And then he grabbed her by the knees and upended her onto the floor, smoothly removing the dagger from her hand as she fell, so she wouldn’t impale herself on it by accident. As it was, Snaga barely remembered to hit the ground with her hands, not her head and back, and her palms screamed in pain as they caught her fall. She gasped and bit her lip to stop herself from whimpering.
Elrohir was beside her, offering his hand to help her up. She took it and pulled herself into an upright position. Her cousin was beaming. “That was good!” he said approvingly. “That was very good!”
“But I lost,” she pointed out with a wry grin.
He flashed her a brilliant smile. “That part is what I take care of. Now, your position is effective, but not as effective as it could be.” He demonstrated her first attack position, his torso leaning forward. “It gives the sense of aggression, but puts you way off balance. Take that position -” Snaga took it a bit nervously. “Now, suppose you straighten your upper body…” Elrohir took her shoulder with one hand and pressed his other against her back. Snaga’s eyes widened in surprise, and she found herself staring quite pointedly at the floor to avoid looking at Elrohir.
He pushed her torso into line with her legs. “There. Put about the width of your shoulders between your feet, and bend your knees slightly.” Snaga did as he asked, still looking at the floor. “Look up.” She obeyed. “Now that,” Elrohir said approvingly, “is a good guard position. You’re balanced, and – look into my eyes.
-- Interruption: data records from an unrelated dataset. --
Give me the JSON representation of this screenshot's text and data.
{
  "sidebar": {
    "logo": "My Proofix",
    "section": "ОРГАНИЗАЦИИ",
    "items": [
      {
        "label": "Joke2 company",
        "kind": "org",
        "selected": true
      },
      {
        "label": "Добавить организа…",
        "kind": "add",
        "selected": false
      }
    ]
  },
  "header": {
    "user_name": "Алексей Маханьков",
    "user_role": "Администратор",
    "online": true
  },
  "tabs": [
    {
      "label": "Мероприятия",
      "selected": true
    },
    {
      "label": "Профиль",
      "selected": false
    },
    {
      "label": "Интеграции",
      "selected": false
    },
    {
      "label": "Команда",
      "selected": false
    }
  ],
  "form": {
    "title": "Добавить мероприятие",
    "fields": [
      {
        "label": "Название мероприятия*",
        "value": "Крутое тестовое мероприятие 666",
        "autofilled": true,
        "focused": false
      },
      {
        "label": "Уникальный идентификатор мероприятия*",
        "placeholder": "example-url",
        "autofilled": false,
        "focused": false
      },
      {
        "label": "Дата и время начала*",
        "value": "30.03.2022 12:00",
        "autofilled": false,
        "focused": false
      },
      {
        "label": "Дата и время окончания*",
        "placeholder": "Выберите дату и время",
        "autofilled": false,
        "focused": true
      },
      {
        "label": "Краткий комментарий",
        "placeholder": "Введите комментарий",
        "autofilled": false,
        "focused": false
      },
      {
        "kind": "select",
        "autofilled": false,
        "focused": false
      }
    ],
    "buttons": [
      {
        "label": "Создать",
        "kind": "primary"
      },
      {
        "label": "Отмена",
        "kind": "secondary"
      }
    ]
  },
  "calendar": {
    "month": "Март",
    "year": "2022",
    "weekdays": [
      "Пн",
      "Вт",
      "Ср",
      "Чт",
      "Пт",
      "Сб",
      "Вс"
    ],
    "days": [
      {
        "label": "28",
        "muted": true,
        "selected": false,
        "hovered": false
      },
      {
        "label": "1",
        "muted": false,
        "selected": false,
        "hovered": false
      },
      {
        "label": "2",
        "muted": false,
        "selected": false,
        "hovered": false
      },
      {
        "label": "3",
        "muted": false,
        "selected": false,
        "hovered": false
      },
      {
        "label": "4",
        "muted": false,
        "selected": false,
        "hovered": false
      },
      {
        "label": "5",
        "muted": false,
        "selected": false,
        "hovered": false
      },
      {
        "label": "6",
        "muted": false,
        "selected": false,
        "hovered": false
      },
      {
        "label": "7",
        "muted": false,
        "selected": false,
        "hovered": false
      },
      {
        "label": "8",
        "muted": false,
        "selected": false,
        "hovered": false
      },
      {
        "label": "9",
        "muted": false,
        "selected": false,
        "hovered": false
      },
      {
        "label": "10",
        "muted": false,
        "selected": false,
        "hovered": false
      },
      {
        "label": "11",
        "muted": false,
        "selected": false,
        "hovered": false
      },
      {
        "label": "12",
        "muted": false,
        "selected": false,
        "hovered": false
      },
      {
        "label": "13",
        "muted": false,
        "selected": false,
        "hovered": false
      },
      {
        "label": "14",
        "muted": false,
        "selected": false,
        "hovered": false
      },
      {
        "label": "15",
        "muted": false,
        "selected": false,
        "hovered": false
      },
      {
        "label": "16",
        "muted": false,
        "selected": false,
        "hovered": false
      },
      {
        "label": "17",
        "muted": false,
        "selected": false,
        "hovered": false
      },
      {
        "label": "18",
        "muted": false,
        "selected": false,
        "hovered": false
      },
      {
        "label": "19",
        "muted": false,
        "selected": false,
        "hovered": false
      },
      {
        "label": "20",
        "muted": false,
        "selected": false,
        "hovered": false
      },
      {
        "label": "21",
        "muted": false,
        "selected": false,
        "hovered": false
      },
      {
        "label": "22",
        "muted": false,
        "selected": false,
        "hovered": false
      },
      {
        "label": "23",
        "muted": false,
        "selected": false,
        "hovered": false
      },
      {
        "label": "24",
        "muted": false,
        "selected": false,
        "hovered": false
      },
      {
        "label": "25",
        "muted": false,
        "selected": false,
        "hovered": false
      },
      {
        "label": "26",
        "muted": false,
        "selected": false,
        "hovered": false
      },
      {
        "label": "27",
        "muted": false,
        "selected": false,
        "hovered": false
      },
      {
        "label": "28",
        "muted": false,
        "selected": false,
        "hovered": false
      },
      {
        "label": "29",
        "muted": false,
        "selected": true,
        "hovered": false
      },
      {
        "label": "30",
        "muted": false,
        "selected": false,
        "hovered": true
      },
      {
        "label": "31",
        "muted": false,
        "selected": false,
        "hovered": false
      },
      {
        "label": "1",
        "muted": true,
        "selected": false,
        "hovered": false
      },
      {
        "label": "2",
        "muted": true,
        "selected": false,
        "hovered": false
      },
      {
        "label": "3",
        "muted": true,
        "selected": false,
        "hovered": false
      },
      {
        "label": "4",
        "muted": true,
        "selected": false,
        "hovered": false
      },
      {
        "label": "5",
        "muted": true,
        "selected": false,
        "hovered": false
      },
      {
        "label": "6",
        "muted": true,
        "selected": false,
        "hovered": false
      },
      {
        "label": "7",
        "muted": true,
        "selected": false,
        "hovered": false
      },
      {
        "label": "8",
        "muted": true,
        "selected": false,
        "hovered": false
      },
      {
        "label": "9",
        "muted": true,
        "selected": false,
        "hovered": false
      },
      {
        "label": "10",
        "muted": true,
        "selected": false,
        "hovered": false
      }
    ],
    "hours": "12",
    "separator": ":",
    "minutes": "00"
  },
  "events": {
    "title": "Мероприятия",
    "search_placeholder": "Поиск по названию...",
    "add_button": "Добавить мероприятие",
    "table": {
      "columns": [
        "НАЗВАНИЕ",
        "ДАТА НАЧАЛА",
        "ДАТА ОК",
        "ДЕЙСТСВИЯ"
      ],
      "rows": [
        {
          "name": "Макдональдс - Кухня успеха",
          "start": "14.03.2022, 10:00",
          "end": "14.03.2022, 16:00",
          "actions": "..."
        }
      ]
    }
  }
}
Pretend I’m a foul Orc from the dungeons of Dol Guldur, and you want to kill me; there! – and steady eye contact will let your opponent know you’re not to be messed with.” He smiled. “Now, I want you to try a short fight in that position, just so you get used to it. Your grip is fine, by the way.” He fell into an identical guard position opposite her.
Snaga suddenly realized just how much her muscles were hurting from the fight they had just had…
By the end of the hour and a half, Snaga was aching and smarting all over. She was sure that she had gotten bruises in places where no one else had ever had bruises before. Her entire right arm was limp and weak. “Are you sure you didn’t break my arm?” Snaga asked Elrohir, shaking out the arm in question – in their last fight, he had grabbed it and twisted it in front of her while effectively disarming her.
“Let me see it,” he replied, sheathing his dagger and holding out his hand.
Snaga grinned, slid her own dagger back into its sheath, and gave him her arm. Elrohir laid it across his palm and carefully probed it with his other hand. Snaga felt oddly self-conscious. The room was too quiet all of a sudden, and Elrohir’s eyes and fingers were much too gentle as he checked her arm for injuries. She fidgeted and coughed quietly, wishing both that he would stop holding her arm and that he would never let go of it.
Finally he removed it from its position across his hand. “No breaks,” he assured her, “only a few very large and probably colorful bruises.”
Snaga tried a smile. “And who is to blame for those bruises?” she asked.
Elrohir’s grin was completely disarming. “Alas, I am to blame if you cannot wear sheer sleeves until the bruises fade.” He laughed quietly, and Snaga giggled too. “Let’s go to breakfast, cousin mine.” He slung an arm over her shoulders – why did it feel so wonderfully unsettling to be so near to him? – and led her out of the practice hall.